I just lost a dear elderly friend to cancer. Home hospice workers kept him comfortable. He spent his final weeks watching spring unfold in the outdoor Eden he had nurtured for decades. He died peacefully at night with me present.
My friend’s death had little to do with COVID-19. One can say that he was spared the trauma of getting hit by that deadly virus in the jaws of a pandemic. He wasn’t among the tragic thousands who died at home without medical attention. Nor did he pass away alone in a hospital that wouldn’t let loved ones in for fear of spreading the virus. His nurses didn’t have to FaceTime with loved ones to help them say goodbye.
But even so-called good deaths have been harder to achieve in the age of the coronavirus. When my friend exhibited signs of a stroke, I had to weigh the dangers of sending him to a hospital, where he might have gotten infected, over not attending to a possible health crisis.
I did call 911. As it turned out, he hadn’t had a stroke (or COVID). Tests found evidence that the cancer’s return affected speech.

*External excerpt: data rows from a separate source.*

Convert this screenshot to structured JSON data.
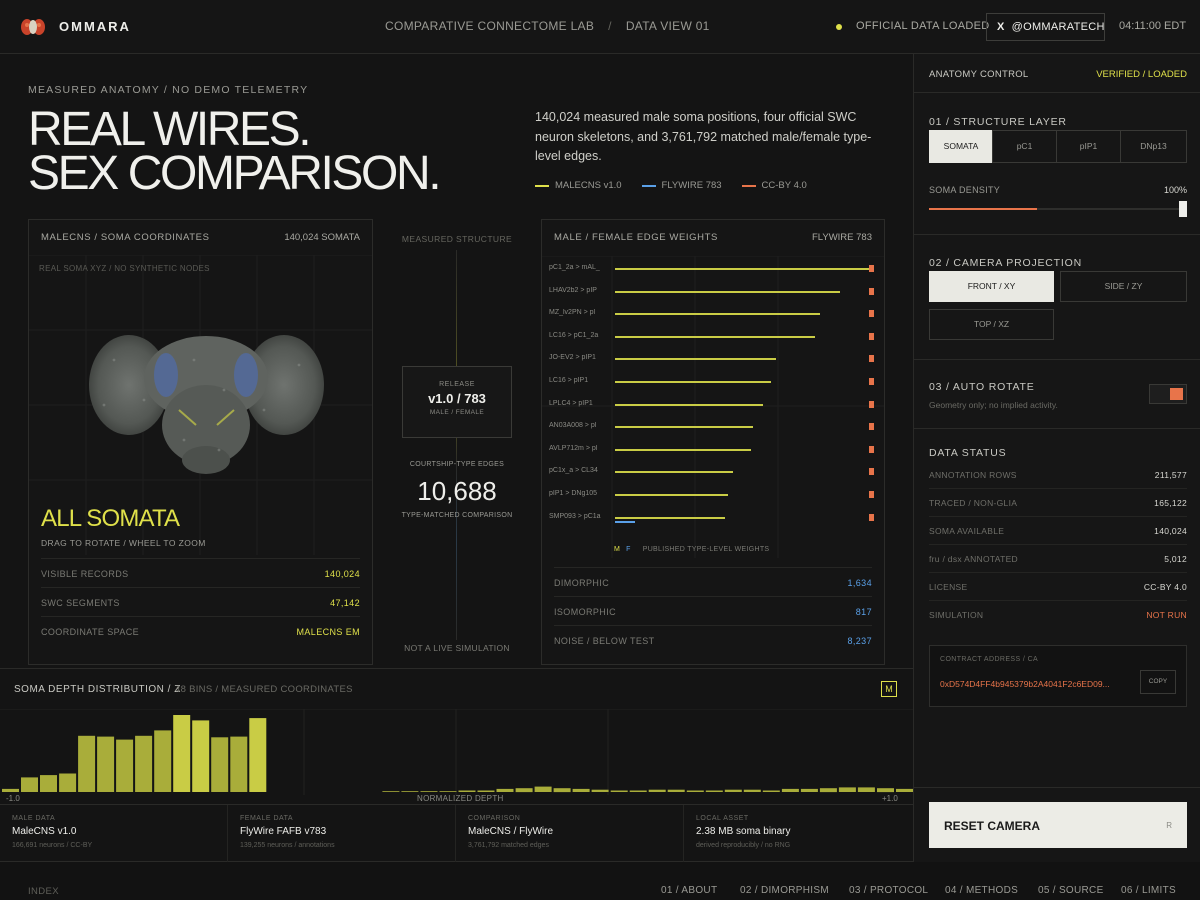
{
  "header": {
    "brand": "OMMARA",
    "crumb_lab": "COMPARATIVE CONNECTOME LAB",
    "crumb_sep": "/",
    "crumb_view": "DATA VIEW 01",
    "status": "OFFICIAL DATA LOADED",
    "x_icon": "X",
    "x_handle": "@OMMARATECH",
    "clock": "04:11:00 EDT"
  },
  "hero": {
    "kicker": "MEASURED ANATOMY / NO DEMO TELEMETRY",
    "title_line1": "REAL WIRES.",
    "title_line2": "SEX COMPARISON.",
    "description": "140,024 measured male soma positions, four official SWC neuron skeletons, and 3,761,792 matched male/female type-level edges.",
    "legend": [
      {
        "label": "MALECNS v1.0",
        "color": "#dfe04a"
      },
      {
        "label": "FLYWIRE 783",
        "color": "#5aa0e8"
      },
      {
        "label": "CC-BY 4.0",
        "color": "#e8744a"
      }
    ]
  },
  "brain_panel": {
    "title": "MALECNS / SOMA COORDINATES",
    "count": "140,024 SOMATA",
    "subtitle": "REAL SOMA XYZ / NO SYNTHETIC NODES",
    "heading": "ALL SOMATA",
    "hint": "DRAG TO ROTATE / WHEEL TO ZOOM",
    "rows": [
      {
        "label": "VISIBLE RECORDS",
        "value": "140,024"
      },
      {
        "label": "SWC SEGMENTS",
        "value": "47,142"
      },
      {
        "label": "COORDINATE SPACE",
        "value": "MALECNS EM"
      }
    ]
  },
  "middle": {
    "top_label": "MEASURED STRUCTURE",
    "release_label": "RELEASE",
    "release_value": "v1.0 / 783",
    "release_sub": "MALE / FEMALE",
    "courtship_label": "COURTSHIP-TYPE EDGES",
    "courtship_value": "10,688",
    "courtship_sub": "TYPE-MATCHED COMPARISON",
    "bottom_label": "NOT A LIVE SIMULATION"
  },
  "edge_panel": {
    "title": "MALE / FEMALE EDGE WEIGHTS",
    "source": "FLYWIRE 783",
    "key_m": "M",
    "key_f": "F",
    "key_text": "PUBLISHED TYPE-LEVEL WEIGHTS",
    "colors": {
      "male": "#c9cc45",
      "female": "#5aa0e8",
      "marker": "#e8744a"
    },
    "rows": [
      {
        "label": "pC1_2a > mAL_",
        "male": 1.0,
        "female": 0.0
      },
      {
        "label": "LHAV2b2 > pIP",
        "male": 0.88,
        "female": 0.0
      },
      {
        "label": "MZ_lv2PN > pl",
        "male": 0.8,
        "female": 0.0
      },
      {
        "label": "LC16 > pC1_2a",
        "male": 0.78,
        "female": 0.0
      },
      {
        "label": "JO-EV2 > pIP1",
        "male": 0.63,
        "female": 0.0
      },
      {
        "label": "LC16 > pIP1",
        "male": 0.61,
        "female": 0.0
      },
      {
        "label": "LPLC4 > pIP1",
        "male": 0.58,
        "female": 0.0
      },
      {
        "label": "AN03A008 > pl",
        "male": 0.54,
        "female": 0.0
      },
      {
        "label": "AVLP712m > pl",
        "male": 0.53,
        "female": 0.0
      },
      {
        "label": "pC1x_a > CL34",
        "male": 0.46,
        "female": 0.0
      },
      {
        "label": "pIP1 > DNg105",
        "male": 0.44,
        "female": 0.0
      },
      {
        "label": "SMP093 > pC1a",
        "male": 0.43,
        "female": 0.08
      }
    ],
    "stats": [
      {
        "label": "DIMORPHIC",
        "value": "1,634"
      },
      {
        "label": "ISOMORPHIC",
        "value": "817"
      },
      {
        "label": "NOISE / BELOW TEST",
        "value": "8,237"
      }
    ]
  },
  "depth": {
    "title": "SOMA DEPTH DISTRIBUTION / Z",
    "subtitle": "48 BINS / MEASURED COORDINATES",
    "mode_button": "M",
    "axis_min": "-1.0",
    "axis_mid": "NORMALIZED DEPTH",
    "axis_max": "+1.0",
    "chart_data": {
      "type": "bar",
      "bins": 48,
      "x_range": [
        -1.0,
        1.0
      ],
      "xlabel": "NORMALIZED DEPTH",
      "values": [
        0.04,
        0.19,
        0.22,
        0.24,
        0.73,
        0.72,
        0.68,
        0.73,
        0.8,
        1.0,
        0.93,
        0.71,
        0.72,
        0.96,
        0.0,
        0.0,
        0.0,
        0.0,
        0.0,
        0.0,
        0.01,
        0.01,
        0.01,
        0.01,
        0.02,
        0.02,
        0.04,
        0.05,
        0.07,
        0.05,
        0.04,
        0.03,
        0.02,
        0.02,
        0.03,
        0.03,
        0.02,
        0.02,
        0.03,
        0.03,
        0.02,
        0.04,
        0.04,
        0.05,
        0.06,
        0.06,
        0.05,
        0.04
      ],
      "colors": {
        "bar": "#a9ad3a",
        "bar_bright": "#c9cc45"
      }
    }
  },
  "sources": [
    {
      "key": "MALE DATA",
      "value": "MaleCNS v1.0",
      "sub": "166,691 neurons / CC-BY"
    },
    {
      "key": "FEMALE DATA",
      "value": "FlyWire FAFB v783",
      "sub": "139,255 neurons / annotations"
    },
    {
      "key": "COMPARISON",
      "value": "MaleCNS / FlyWire",
      "sub": "3,761,792 matched edges"
    },
    {
      "key": "LOCAL ASSET",
      "value": "2.38 MB soma binary",
      "sub": "derived reproducibly / no RNG"
    }
  ],
  "footer": {
    "index": "INDEX",
    "links": [
      "01 / ABOUT",
      "02 / DIMORPHISM",
      "03 / PROTOCOL",
      "04 / METHODS",
      "05 / SOURCE",
      "06 / LIMITS"
    ]
  },
  "sidebar": {
    "title": "ANATOMY CONTROL",
    "status": "VERIFIED / LOADED",
    "structure_title": "01 / STRUCTURE LAYER",
    "structure_options": [
      "SOMATA",
      "pC1",
      "pIP1",
      "DNp13"
    ],
    "structure_selected": "SOMATA",
    "density_label": "SOMA DENSITY",
    "density_value": "100%",
    "density_fraction": 1.0,
    "camera_title": "02 / CAMERA PROJECTION",
    "camera_options": [
      "FRONT / XY",
      "SIDE / ZY",
      "TOP / XZ"
    ],
    "camera_selected": "FRONT / XY",
    "rotate_title": "03 / AUTO ROTATE",
    "rotate_sub": "Geometry only; no implied activity.",
    "data_title": "DATA STATUS",
    "data_rows": [
      {
        "label": "ANNOTATION ROWS",
        "value": "211,577"
      },
      {
        "label": "TRACED / NON-GLIA",
        "value": "165,122"
      },
      {
        "label": "SOMA AVAILABLE",
        "value": "140,024"
      },
      {
        "label": "fru / dsx ANNOTATED",
        "value": "5,012"
      },
      {
        "label": "LICENSE",
        "value": "CC-BY 4.0"
      },
      {
        "label": "SIMULATION",
        "value": "NOT RUN"
      }
    ],
    "ca_label": "CONTRACT ADDRESS / CA",
    "ca_value": "0xD574D4FF4b945379b2A4041F2c6ED09...",
    "copy_label": "COPY",
    "reset_label": "RESET CAMERA",
    "reset_key": "R",
    "accent": "#e8744a"
  }
}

Reducing his calcium levels cleared up much of the immediate problem.
But during his three days in the hospital, neither I nor other caregivers were allowed to visit. The busy doctors offered us disjointed reports of what was going on — when they bothered (or had the minutes) to call at all.

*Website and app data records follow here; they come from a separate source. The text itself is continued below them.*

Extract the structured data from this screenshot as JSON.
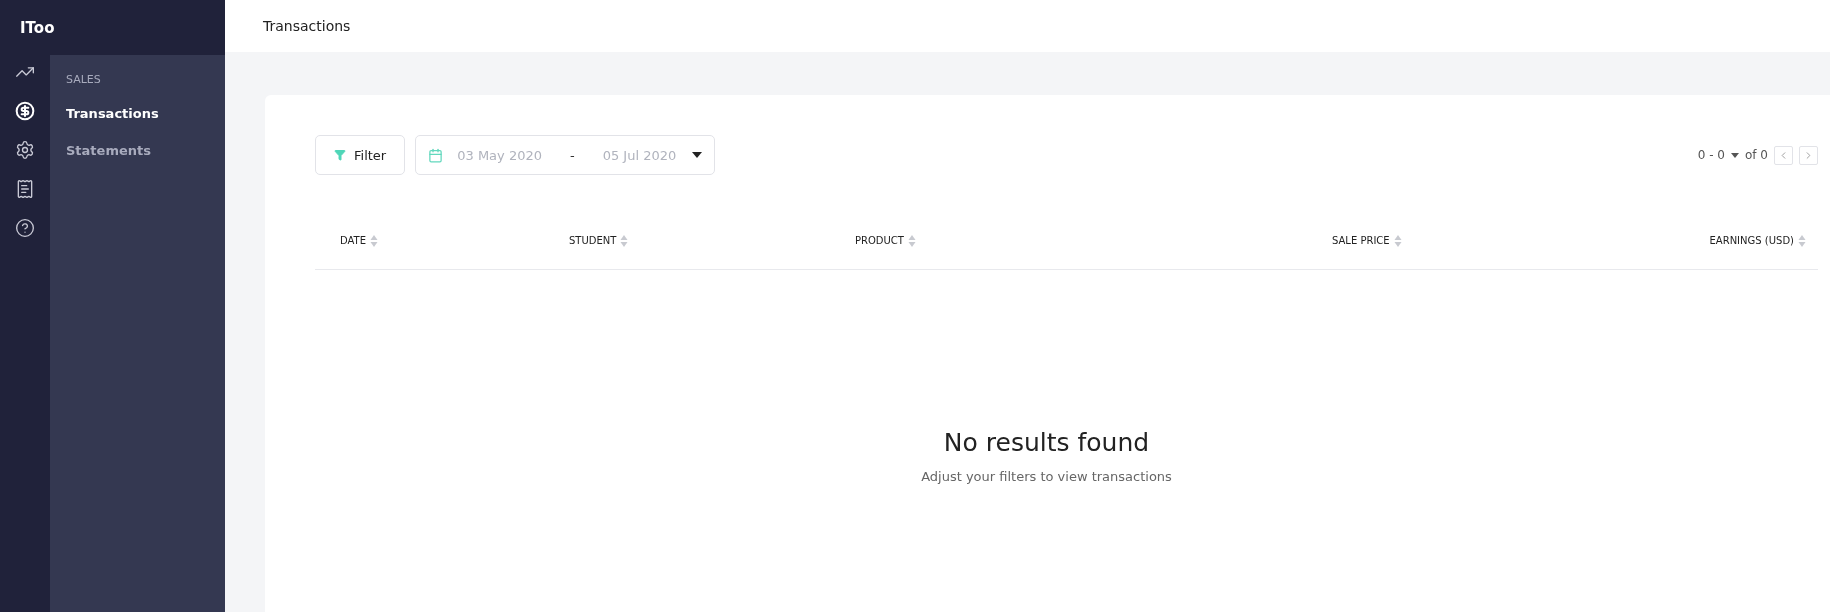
{
  "app": {
    "logo": "IToo"
  },
  "rail": [
    {
      "kind": "chart",
      "selected": false
    },
    {
      "kind": "dollar",
      "selected": true
    },
    {
      "kind": "gear",
      "selected": false
    },
    {
      "kind": "receipt",
      "selected": false
    },
    {
      "kind": "help",
      "selected": false
    }
  ],
  "subnav": {
    "section": "SALES",
    "items": [
      {
        "label": "Transactions",
        "selected": true
      },
      {
        "label": "Statements",
        "selected": false
      }
    ]
  },
  "header": {
    "title": "Transactions"
  },
  "toolbar": {
    "filter_button": "Filter",
    "date_range": {
      "start": "03 May 2020",
      "separator": "-",
      "end": "05 Jul 2020"
    },
    "pagination": {
      "range": "0 - 0",
      "total": "of 0"
    }
  },
  "table": {
    "columns": [
      {
        "label": "DATE"
      },
      {
        "label": "STUDENT"
      },
      {
        "label": "PRODUCT"
      },
      {
        "label": "SALE PRICE"
      },
      {
        "label": "EARNINGS (USD)"
      }
    ]
  },
  "empty_state": {
    "title": "No results found",
    "message": "Adjust your filters to view transactions"
  }
}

Upon his return, we immediately signed up for services provided by Visiting Nurse & Hospice of Fairfield County in Connecticut. When you do that, emergency calls no longer go to 911 but to a number answered 24 hours a day by a hospice nurse.
When patients are nearing the end, hospice care emphasizes comfort and quality of life over harsh medical interventions. People in hospice often live longer than those undergoing radical treatments that weaken the body.
It may sound as though home hospice provided an island of calm far from the COVID front lines. It was far preferable to the harried and largely impersonal treatment in a hospital that focuses on keeping people alive at all costs.
But the virus made even home care with superb help complicated. Two appointments with his palliative care doctor had to be done via video calls. She did her best to assess what he needed but could not obtain important information only observable in a face-to-face consultation — things like checking the heart and weakness in the legs.
The hospice workers themselves face new challenges. Some family members are afraid to even have them in the house.
“I have one couple, both elderly,” Jennifer Pool, a social worker with Visiting Nurse told me. “The wife is the caregiver right now.” The woman asked her, “Should I have the aide come? I don’t want to be the one to be responsible” for letting in the virus. And many such spouses are themselves older and medically vulnerable.
Frail elderly people may also fear allowing family to visit. And family members may share their concern.
Social distancing has forced hospices to cancel some of their services. They don’t do massages these days, and it’s difficult to offer spiritual guidance.
When the person dies, one can’t safely hold a funeral if it draws a large crowd. A funeral home director told me that many families are announcing that a service will be held at some future date.
Those left behind may have to mourn their loss in isolation. Bereavement groups can’t meet in person. Caring and grieving have always been arduous work. As with so many other life events, the pandemic has made it all that much harder.